All quality control parameters meet the current Swiss and European standards. The majority of the haematological and chemical changes observed during storage of RBCs obtained by ABC or CONV are comparable. We only observed some minor differences in several parameters. Although the identical centrifugation and separation protocols of ABC and CONV lead to identical total HB contents in the RBC units, an increase of MCV resulted in an increased HC and a decreased MCHC in ABC. The latter has also been reported for RBCs derived from erythroplasmapheresis with a single needle apheresis device . With respect to the discordant course of K+ and Na+ concentrations, enhanced physical changes in the RBC membrane collected with ABC have to be suggested, e.g. by an impaired activity of the Na-K-ATPase. Additionally, we observed higher glucose consumption and corresponding increased lactate concentration between day 1 and 28 in RBCs collected by ABC. These differences were too small to result in significantly different pH values, and disappeared until day 42. More in-depth in vitro analyses (such as 2,3-DPG, rheological parameters, or even proteomics) and clinical outcome parameters may be included in future studies.

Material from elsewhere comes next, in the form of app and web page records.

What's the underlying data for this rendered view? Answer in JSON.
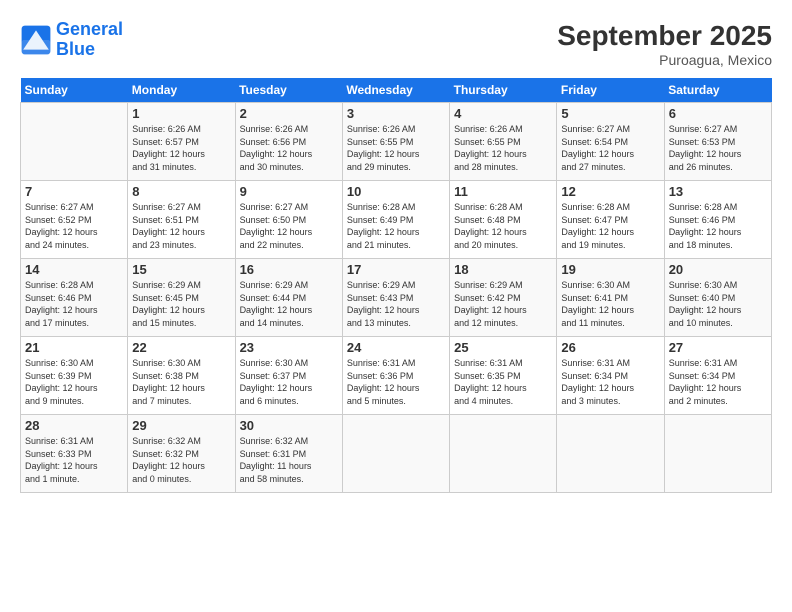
{
  "header": {
    "logo_line1": "General",
    "logo_line2": "Blue",
    "month": "September 2025",
    "location": "Puroagua, Mexico"
  },
  "days_of_week": [
    "Sunday",
    "Monday",
    "Tuesday",
    "Wednesday",
    "Thursday",
    "Friday",
    "Saturday"
  ],
  "weeks": [
    [
      {
        "day": "",
        "info": ""
      },
      {
        "day": "1",
        "info": "Sunrise: 6:26 AM\nSunset: 6:57 PM\nDaylight: 12 hours\nand 31 minutes."
      },
      {
        "day": "2",
        "info": "Sunrise: 6:26 AM\nSunset: 6:56 PM\nDaylight: 12 hours\nand 30 minutes."
      },
      {
        "day": "3",
        "info": "Sunrise: 6:26 AM\nSunset: 6:55 PM\nDaylight: 12 hours\nand 29 minutes."
      },
      {
        "day": "4",
        "info": "Sunrise: 6:26 AM\nSunset: 6:55 PM\nDaylight: 12 hours\nand 28 minutes."
      },
      {
        "day": "5",
        "info": "Sunrise: 6:27 AM\nSunset: 6:54 PM\nDaylight: 12 hours\nand 27 minutes."
      },
      {
        "day": "6",
        "info": "Sunrise: 6:27 AM\nSunset: 6:53 PM\nDaylight: 12 hours\nand 26 minutes."
      }
    ],
    [
      {
        "day": "7",
        "info": "Sunrise: 6:27 AM\nSunset: 6:52 PM\nDaylight: 12 hours\nand 24 minutes."
      },
      {
        "day": "8",
        "info": "Sunrise: 6:27 AM\nSunset: 6:51 PM\nDaylight: 12 hours\nand 23 minutes."
      },
      {
        "day": "9",
        "info": "Sunrise: 6:27 AM\nSunset: 6:50 PM\nDaylight: 12 hours\nand 22 minutes."
      },
      {
        "day": "10",
        "info": "Sunrise: 6:28 AM\nSunset: 6:49 PM\nDaylight: 12 hours\nand 21 minutes."
      },
      {
        "day": "11",
        "info": "Sunrise: 6:28 AM\nSunset: 6:48 PM\nDaylight: 12 hours\nand 20 minutes."
      },
      {
        "day": "12",
        "info": "Sunrise: 6:28 AM\nSunset: 6:47 PM\nDaylight: 12 hours\nand 19 minutes."
      },
      {
        "day": "13",
        "info": "Sunrise: 6:28 AM\nSunset: 6:46 PM\nDaylight: 12 hours\nand 18 minutes."
      }
    ],
    [
      {
        "day": "14",
        "info": "Sunrise: 6:28 AM\nSunset: 6:46 PM\nDaylight: 12 hours\nand 17 minutes."
      },
      {
        "day": "15",
        "info": "Sunrise: 6:29 AM\nSunset: 6:45 PM\nDaylight: 12 hours\nand 15 minutes."
      },
      {
        "day": "16",
        "info": "Sunrise: 6:29 AM\nSunset: 6:44 PM\nDaylight: 12 hours\nand 14 minutes."
      },
      {
        "day": "17",
        "info": "Sunrise: 6:29 AM\nSunset: 6:43 PM\nDaylight: 12 hours\nand 13 minutes."
      },
      {
        "day": "18",
        "info": "Sunrise: 6:29 AM\nSunset: 6:42 PM\nDaylight: 12 hours\nand 12 minutes."
      },
      {
        "day": "19",
        "info": "Sunrise: 6:30 AM\nSunset: 6:41 PM\nDaylight: 12 hours\nand 11 minutes."
      },
      {
        "day": "20",
        "info": "Sunrise: 6:30 AM\nSunset: 6:40 PM\nDaylight: 12 hours\nand 10 minutes."
      }
    ],
    [
      {
        "day": "21",
        "info": "Sunrise: 6:30 AM\nSunset: 6:39 PM\nDaylight: 12 hours\nand 9 minutes."
      },
      {
        "day": "22",
        "info": "Sunrise: 6:30 AM\nSunset: 6:38 PM\nDaylight: 12 hours\nand 7 minutes."
      },
      {
        "day": "23",
        "info": "Sunrise: 6:30 AM\nSunset: 6:37 PM\nDaylight: 12 hours\nand 6 minutes."
      },
      {
        "day": "24",
        "info": "Sunrise: 6:31 AM\nSunset: 6:36 PM\nDaylight: 12 hours\nand 5 minutes."
      },
      {
        "day": "25",
        "info": "Sunrise: 6:31 AM\nSunset: 6:35 PM\nDaylight: 12 hours\nand 4 minutes."
      },
      {
        "day": "26",
        "info": "Sunrise: 6:31 AM\nSunset: 6:34 PM\nDaylight: 12 hours\nand 3 minutes."
      },
      {
        "day": "27",
        "info": "Sunrise: 6:31 AM\nSunset: 6:34 PM\nDaylight: 12 hours\nand 2 minutes."
      }
    ],
    [
      {
        "day": "28",
        "info": "Sunrise: 6:31 AM\nSunset: 6:33 PM\nDaylight: 12 hours\nand 1 minute."
      },
      {
        "day": "29",
        "info": "Sunrise: 6:32 AM\nSunset: 6:32 PM\nDaylight: 12 hours\nand 0 minutes."
      },
      {
        "day": "30",
        "info": "Sunrise: 6:32 AM\nSunset: 6:31 PM\nDaylight: 11 hours\nand 58 minutes."
      },
      {
        "day": "",
        "info": ""
      },
      {
        "day": "",
        "info": ""
      },
      {
        "day": "",
        "info": ""
      },
      {
        "day": "",
        "info": ""
      }
    ]
  ]
}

Taken together our results revealed the ABC device to be suitable for whole blood collection. The quality of the obtained RBCs is comparable to that of products gained by conventional whole blood donation methods and meets the current Swiss and European standards. Avoiding the citrate shock by maintaining a correct and constant whole blood-to-anticoagulant ratio during donation with the described method at its current stage of development did not improve the investigated RBC storage quality parameters.
The authors declared no conflict of interest.